START The data

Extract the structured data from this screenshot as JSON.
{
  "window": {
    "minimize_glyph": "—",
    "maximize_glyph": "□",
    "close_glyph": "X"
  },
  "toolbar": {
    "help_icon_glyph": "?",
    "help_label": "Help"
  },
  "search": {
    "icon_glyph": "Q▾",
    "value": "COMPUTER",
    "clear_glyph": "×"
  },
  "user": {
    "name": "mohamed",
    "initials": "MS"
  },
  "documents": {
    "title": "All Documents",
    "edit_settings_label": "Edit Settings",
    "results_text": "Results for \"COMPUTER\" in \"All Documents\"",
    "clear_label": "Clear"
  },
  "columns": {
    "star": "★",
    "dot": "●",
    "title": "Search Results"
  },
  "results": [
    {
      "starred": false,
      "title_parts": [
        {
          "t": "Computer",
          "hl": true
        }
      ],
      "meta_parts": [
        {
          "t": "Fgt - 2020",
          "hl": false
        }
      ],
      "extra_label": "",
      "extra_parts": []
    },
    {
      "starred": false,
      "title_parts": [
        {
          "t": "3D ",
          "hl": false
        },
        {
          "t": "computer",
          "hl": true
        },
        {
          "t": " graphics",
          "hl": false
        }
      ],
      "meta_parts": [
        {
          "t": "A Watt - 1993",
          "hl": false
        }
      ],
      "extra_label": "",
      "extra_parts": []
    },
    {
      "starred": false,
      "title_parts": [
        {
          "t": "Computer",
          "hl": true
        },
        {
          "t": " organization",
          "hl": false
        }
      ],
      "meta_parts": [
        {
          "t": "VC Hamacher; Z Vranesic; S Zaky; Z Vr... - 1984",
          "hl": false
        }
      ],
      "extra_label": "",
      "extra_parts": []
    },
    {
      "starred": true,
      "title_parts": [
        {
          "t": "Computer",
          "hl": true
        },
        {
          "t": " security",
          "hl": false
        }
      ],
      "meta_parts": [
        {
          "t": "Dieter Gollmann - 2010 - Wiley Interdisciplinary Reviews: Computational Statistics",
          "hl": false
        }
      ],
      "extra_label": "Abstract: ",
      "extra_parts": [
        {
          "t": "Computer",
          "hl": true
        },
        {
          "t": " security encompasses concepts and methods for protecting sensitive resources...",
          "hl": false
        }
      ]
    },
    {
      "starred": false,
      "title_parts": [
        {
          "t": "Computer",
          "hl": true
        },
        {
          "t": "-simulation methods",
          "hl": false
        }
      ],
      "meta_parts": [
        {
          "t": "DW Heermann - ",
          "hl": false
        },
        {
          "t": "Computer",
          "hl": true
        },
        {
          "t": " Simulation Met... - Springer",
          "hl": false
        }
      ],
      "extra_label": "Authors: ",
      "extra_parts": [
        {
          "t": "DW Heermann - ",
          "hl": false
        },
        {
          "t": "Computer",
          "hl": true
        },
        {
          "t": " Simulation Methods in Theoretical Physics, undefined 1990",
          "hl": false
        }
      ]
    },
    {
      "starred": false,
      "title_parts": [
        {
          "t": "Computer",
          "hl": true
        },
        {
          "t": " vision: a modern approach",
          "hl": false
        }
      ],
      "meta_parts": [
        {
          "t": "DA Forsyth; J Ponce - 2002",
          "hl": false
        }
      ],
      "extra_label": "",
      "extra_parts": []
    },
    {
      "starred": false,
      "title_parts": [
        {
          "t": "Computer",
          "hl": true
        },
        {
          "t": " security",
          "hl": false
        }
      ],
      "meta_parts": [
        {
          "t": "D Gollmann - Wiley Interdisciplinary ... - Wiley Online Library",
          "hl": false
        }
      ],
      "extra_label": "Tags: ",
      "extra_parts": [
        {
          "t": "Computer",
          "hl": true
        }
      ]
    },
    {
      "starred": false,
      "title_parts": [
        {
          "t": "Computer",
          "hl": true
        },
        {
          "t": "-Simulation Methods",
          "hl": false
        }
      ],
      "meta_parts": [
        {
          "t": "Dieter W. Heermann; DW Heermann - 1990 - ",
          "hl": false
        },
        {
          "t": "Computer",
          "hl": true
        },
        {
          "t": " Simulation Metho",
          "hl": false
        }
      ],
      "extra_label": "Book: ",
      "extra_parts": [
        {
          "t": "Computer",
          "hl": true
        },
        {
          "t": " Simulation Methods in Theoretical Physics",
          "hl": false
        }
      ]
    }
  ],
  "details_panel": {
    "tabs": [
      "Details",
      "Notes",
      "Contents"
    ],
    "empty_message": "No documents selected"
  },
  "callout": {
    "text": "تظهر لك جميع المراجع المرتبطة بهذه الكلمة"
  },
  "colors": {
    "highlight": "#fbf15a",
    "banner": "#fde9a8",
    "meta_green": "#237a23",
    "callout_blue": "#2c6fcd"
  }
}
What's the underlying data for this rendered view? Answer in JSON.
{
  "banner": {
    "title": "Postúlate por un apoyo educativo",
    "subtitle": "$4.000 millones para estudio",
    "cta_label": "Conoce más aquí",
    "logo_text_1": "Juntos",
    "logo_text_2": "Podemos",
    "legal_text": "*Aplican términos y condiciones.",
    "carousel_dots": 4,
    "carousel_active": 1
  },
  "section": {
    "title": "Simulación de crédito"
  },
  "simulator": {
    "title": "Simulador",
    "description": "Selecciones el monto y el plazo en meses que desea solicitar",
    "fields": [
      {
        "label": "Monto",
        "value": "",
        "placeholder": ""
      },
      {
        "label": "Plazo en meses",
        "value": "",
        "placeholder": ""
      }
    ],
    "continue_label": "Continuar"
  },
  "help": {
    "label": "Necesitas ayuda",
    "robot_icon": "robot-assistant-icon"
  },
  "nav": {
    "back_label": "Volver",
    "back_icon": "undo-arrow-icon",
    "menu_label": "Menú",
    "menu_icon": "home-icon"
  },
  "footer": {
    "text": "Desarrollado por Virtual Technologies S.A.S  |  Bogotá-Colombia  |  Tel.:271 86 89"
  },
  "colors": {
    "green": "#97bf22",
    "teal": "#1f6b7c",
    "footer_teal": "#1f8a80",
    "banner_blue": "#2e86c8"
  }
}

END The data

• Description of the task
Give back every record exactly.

• Solution to this task
Extract the structured data from this screenshot as JSON.
{
  "window": {
    "minimize_glyph": "—",
    "maximize_glyph": "□",
    "close_glyph": "X"
  },
  "toolbar": {
    "help_icon_glyph": "?",
    "help_label": "Help"
  },
  "search": {
    "icon_glyph": "Q▾",
    "value": "COMPUTER",
    "clear_glyph": "×"
  },
  "user": {
    "name": "mohamed",
    "initials": "MS"
  },
  "documents": {
    "title": "All Documents",
    "edit_settings_label": "Edit Settings",
    "results_text": "Results for \"COMPUTER\" in \"All Documents\"",
    "clear_label": "Clear"
  },
  "columns": {
    "star": "★",
    "dot": "●",
    "title": "Search Results"
  },
  "results": [
    {
      "starred": false,
      "title_parts": [
        {
          "t": "Computer",
          "hl": true
        }
      ],
      "meta_parts": [
        {
          "t": "Fgt - 2020",
          "hl": false
        }
      ],
      "extra_label": "",
      "extra_parts": []
    },
    {
      "starred": false,
      "title_parts": [
        {
          "t": "3D ",
          "hl": false
        },
        {
          "t": "computer",
          "hl": true
        },
        {
          "t": " graphics",
          "hl": false
        }
      ],
      "meta_parts": [
        {
          "t": "A Watt - 1993",
          "hl": false
        }
      ],
      "extra_label": "",
      "extra_parts": []
    },
    {
      "starred": false,
      "title_parts": [
        {
          "t": "Computer",
          "hl": true
        },
        {
          "t": " organization",
          "hl": false
        }
      ],
      "meta_parts": [
        {
          "t": "VC Hamacher; Z Vranesic; S Zaky; Z Vr... - 1984",
          "hl": false
        }
      ],
      "extra_label": "",
      "extra_parts": []
    },
    {
      "starred": true,
      "title_parts": [
        {
          "t": "Computer",
          "hl": true
        },
        {
          "t": " security",
          "hl": false
        }
      ],
      "meta_parts": [
        {
          "t": "Dieter Gollmann - 2010 - Wiley Interdisciplinary Reviews: Computational Statistics",
          "hl": false
        }
      ],
      "extra_label": "Abstract: ",
      "extra_parts": [
        {
          "t": "Computer",
          "hl": true
        },
        {
          "t": " security encompasses concepts and methods for protecting sensitive resources...",
          "hl": false
        }
      ]
    },
    {
      "starred": false,
      "title_parts": [
        {
          "t": "Computer",
          "hl": true
        },
        {
          "t": "-simulation methods",
          "hl": false
        }
      ],
      "meta_parts": [
        {
          "t": "DW Heermann - ",
          "hl": false
        },
        {
          "t": "Computer",
          "hl": true
        },
        {
          "t": " Simulation Met... - Springer",
          "hl": false
        }
      ],
      "extra_label": "Authors: ",
      "extra_parts": [
        {
          "t": "DW Heermann - ",
          "hl": false
        },
        {
          "t": "Computer",
          "hl": true
        },
        {
          "t": " Simulation Methods in Theoretical Physics, undefined 1990",
          "hl": false
        }
      ]
    },
    {
      "starred": false,
      "title_parts": [
        {
          "t": "Computer",
          "hl": true
        },
        {
          "t": " vision: a modern approach",
          "hl": false
        }
      ],
      "meta_parts": [
        {
          "t": "DA Forsyth; J Ponce - 2002",
          "hl": false
        }
      ],
      "extra_label": "",
      "extra_parts": []
    },
    {
      "starred": false,
      "title_parts": [
        {
          "t": "Computer",
          "hl": true
        },
        {
          "t": " security",
          "hl": false
        }
      ],
      "meta_parts": [
        {
          "t": "D Gollmann - Wiley Interdisciplinary ... - Wiley Online Library",
          "hl": false
        }
      ],
      "extra_label": "Tags: ",
      "extra_parts": [
        {
          "t": "Computer",
          "hl": true
        }
      ]
    },
    {
      "starred": false,
      "title_parts": [
        {
          "t": "Computer",
          "hl": true
        },
        {
          "t": "-Simulation Methods",
          "hl": false
        }
      ],
      "meta_parts": [
        {
          "t": "Dieter W. Heermann; DW Heermann - 1990 - ",
          "hl": false
        },
        {
          "t": "Computer",
          "hl": true
        },
        {
          "t": " Simulation Metho",
          "hl": false
        }
      ],
      "extra_label": "Book: ",
      "extra_parts": [
        {
          "t": "Computer",
          "hl": true
        },
        {
          "t": " Simulation Methods in Theoretical Physics",
          "hl": false
        }
      ]
    }
  ],
  "details_panel": {
    "tabs": [
      "Details",
      "Notes",
      "Contents"
    ],
    "empty_message": "No documents selected"
  },
  "callout": {
    "text": "تظهر لك جميع المراجع المرتبطة بهذه الكلمة"
  },
  "colors": {
    "highlight": "#fbf15a",
    "banner": "#fde9a8",
    "meta_green": "#237a23",
    "callout_blue": "#2c6fcd"
  }
}
What's the underlying data for this rendered view? Answer in JSON.
{
  "banner": {
    "title": "Postúlate por un apoyo educativo",
    "subtitle": "$4.000 millones para estudio",
    "cta_label": "Conoce más aquí",
    "logo_text_1": "Juntos",
    "logo_text_2": "Podemos",
    "legal_text": "*Aplican términos y condiciones.",
    "carousel_dots": 4,
    "carousel_active": 1
  },
  "section": {
    "title": "Simulación de crédito"
  },
  "simulator": {
    "title": "Simulador",
    "description": "Selecciones el monto y el plazo en meses que desea solicitar",
    "fields": [
      {
        "label": "Monto",
        "value": "",
        "placeholder": ""
      },
      {
        "label": "Plazo en meses",
        "value": "",
        "placeholder": ""
      }
    ],
    "continue_label": "Continuar"
  },
  "help": {
    "label": "Necesitas ayuda",
    "robot_icon": "robot-assistant-icon"
  },
  "nav": {
    "back_label": "Volver",
    "back_icon": "undo-arrow-icon",
    "menu_label": "Menú",
    "menu_icon": "home-icon"
  },
  "footer": {
    "text": "Desarrollado por Virtual Technologies S.A.S  |  Bogotá-Colombia  |  Tel.:271 86 89"
  },
  "colors": {
    "green": "#97bf22",
    "teal": "#1f6b7c",
    "footer_teal": "#1f8a80",
    "banner_blue": "#2e86c8"
  }
}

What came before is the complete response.